* _EXERCISE DIRECTIONS_:
Word for word, write out all of the entries that follow.

Dataset rows for apps and sites:
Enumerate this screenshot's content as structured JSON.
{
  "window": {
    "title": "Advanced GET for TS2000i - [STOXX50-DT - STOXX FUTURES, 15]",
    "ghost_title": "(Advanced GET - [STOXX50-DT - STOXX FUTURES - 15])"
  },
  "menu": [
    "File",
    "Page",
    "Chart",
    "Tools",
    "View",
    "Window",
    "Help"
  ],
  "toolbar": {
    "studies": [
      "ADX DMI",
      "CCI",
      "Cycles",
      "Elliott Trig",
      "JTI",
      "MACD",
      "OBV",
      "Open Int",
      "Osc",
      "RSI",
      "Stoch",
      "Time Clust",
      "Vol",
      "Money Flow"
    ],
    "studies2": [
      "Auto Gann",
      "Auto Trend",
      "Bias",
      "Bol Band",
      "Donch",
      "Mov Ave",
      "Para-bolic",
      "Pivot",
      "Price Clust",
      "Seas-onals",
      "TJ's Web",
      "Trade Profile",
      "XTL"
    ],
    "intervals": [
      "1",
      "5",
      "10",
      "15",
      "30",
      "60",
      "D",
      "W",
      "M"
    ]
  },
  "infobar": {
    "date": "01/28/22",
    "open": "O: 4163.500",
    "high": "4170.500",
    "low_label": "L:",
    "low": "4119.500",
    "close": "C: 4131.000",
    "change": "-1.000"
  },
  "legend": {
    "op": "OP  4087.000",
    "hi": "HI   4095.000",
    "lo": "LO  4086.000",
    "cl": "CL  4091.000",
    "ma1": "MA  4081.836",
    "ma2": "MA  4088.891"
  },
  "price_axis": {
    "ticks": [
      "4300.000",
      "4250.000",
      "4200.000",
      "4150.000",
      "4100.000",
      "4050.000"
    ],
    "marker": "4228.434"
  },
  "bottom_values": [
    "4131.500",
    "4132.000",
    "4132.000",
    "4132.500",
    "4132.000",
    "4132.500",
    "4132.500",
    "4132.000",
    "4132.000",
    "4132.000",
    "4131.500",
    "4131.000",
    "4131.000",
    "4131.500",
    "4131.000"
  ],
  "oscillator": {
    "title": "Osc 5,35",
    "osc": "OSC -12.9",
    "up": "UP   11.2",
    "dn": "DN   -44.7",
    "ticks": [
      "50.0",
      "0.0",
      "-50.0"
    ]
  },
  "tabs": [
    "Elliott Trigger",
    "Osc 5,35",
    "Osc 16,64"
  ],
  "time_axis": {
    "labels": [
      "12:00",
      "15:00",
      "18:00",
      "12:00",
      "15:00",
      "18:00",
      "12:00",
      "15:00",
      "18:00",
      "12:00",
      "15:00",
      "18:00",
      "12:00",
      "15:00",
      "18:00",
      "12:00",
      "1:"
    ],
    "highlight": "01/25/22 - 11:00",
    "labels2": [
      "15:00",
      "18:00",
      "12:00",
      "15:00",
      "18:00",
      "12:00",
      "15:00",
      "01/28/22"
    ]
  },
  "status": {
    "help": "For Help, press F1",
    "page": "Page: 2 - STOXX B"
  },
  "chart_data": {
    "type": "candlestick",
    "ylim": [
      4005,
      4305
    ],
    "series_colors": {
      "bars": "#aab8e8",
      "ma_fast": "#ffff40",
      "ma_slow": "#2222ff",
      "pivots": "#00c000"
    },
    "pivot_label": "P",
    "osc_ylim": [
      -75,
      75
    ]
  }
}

* _WRITTEN REPLY_:
Enumerate this screenshot's content as structured JSON.
{
  "window": {
    "title": "Advanced GET for TS2000i - [STOXX50-DT - STOXX FUTURES, 15]",
    "ghost_title": "(Advanced GET - [STOXX50-DT - STOXX FUTURES - 15])"
  },
  "menu": [
    "File",
    "Page",
    "Chart",
    "Tools",
    "View",
    "Window",
    "Help"
  ],
  "toolbar": {
    "studies": [
      "ADX DMI",
      "CCI",
      "Cycles",
      "Elliott Trig",
      "JTI",
      "MACD",
      "OBV",
      "Open Int",
      "Osc",
      "RSI",
      "Stoch",
      "Time Clust",
      "Vol",
      "Money Flow"
    ],
    "studies2": [
      "Auto Gann",
      "Auto Trend",
      "Bias",
      "Bol Band",
      "Donch",
      "Mov Ave",
      "Para-bolic",
      "Pivot",
      "Price Clust",
      "Seas-onals",
      "TJ's Web",
      "Trade Profile",
      "XTL"
    ],
    "intervals": [
      "1",
      "5",
      "10",
      "15",
      "30",
      "60",
      "D",
      "W",
      "M"
    ]
  },
  "infobar": {
    "date": "01/28/22",
    "open": "O: 4163.500",
    "high": "4170.500",
    "low_label": "L:",
    "low": "4119.500",
    "close": "C: 4131.000",
    "change": "-1.000"
  },
  "legend": {
    "op": "OP  4087.000",
    "hi": "HI   4095.000",
    "lo": "LO  4086.000",
    "cl": "CL  4091.000",
    "ma1": "MA  4081.836",
    "ma2": "MA  4088.891"
  },
  "price_axis": {
    "ticks": [
      "4300.000",
      "4250.000",
      "4200.000",
      "4150.000",
      "4100.000",
      "4050.000"
    ],
    "marker": "4228.434"
  },
  "bottom_values": [
    "4131.500",
    "4132.000",
    "4132.000",
    "4132.500",
    "4132.000",
    "4132.500",
    "4132.500",
    "4132.000",
    "4132.000",
    "4132.000",
    "4131.500",
    "4131.000",
    "4131.000",
    "4131.500",
    "4131.000"
  ],
  "oscillator": {
    "title": "Osc 5,35",
    "osc": "OSC -12.9",
    "up": "UP   11.2",
    "dn": "DN   -44.7",
    "ticks": [
      "50.0",
      "0.0",
      "-50.0"
    ]
  },
  "tabs": [
    "Elliott Trigger",
    "Osc 5,35",
    "Osc 16,64"
  ],
  "time_axis": {
    "labels": [
      "12:00",
      "15:00",
      "18:00",
      "12:00",
      "15:00",
      "18:00",
      "12:00",
      "15:00",
      "18:00",
      "12:00",
      "15:00",
      "18:00",
      "12:00",
      "15:00",
      "18:00",
      "12:00",
      "1:"
    ],
    "highlight": "01/25/22 - 11:00",
    "labels2": [
      "15:00",
      "18:00",
      "12:00",
      "15:00",
      "18:00",
      "12:00",
      "15:00",
      "01/28/22"
    ]
  },
  "status": {
    "help": "For Help, press F1",
    "page": "Page: 2 - STOXX B"
  },
  "chart_data": {
    "type": "candlestick",
    "ylim": [
      4005,
      4305
    ],
    "series_colors": {
      "bars": "#aab8e8",
      "ma_fast": "#ffff40",
      "ma_slow": "#2222ff",
      "pivots": "#00c000"
    },
    "pivot_label": "P",
    "osc_ylim": [
      -75,
      75
    ]
  }
}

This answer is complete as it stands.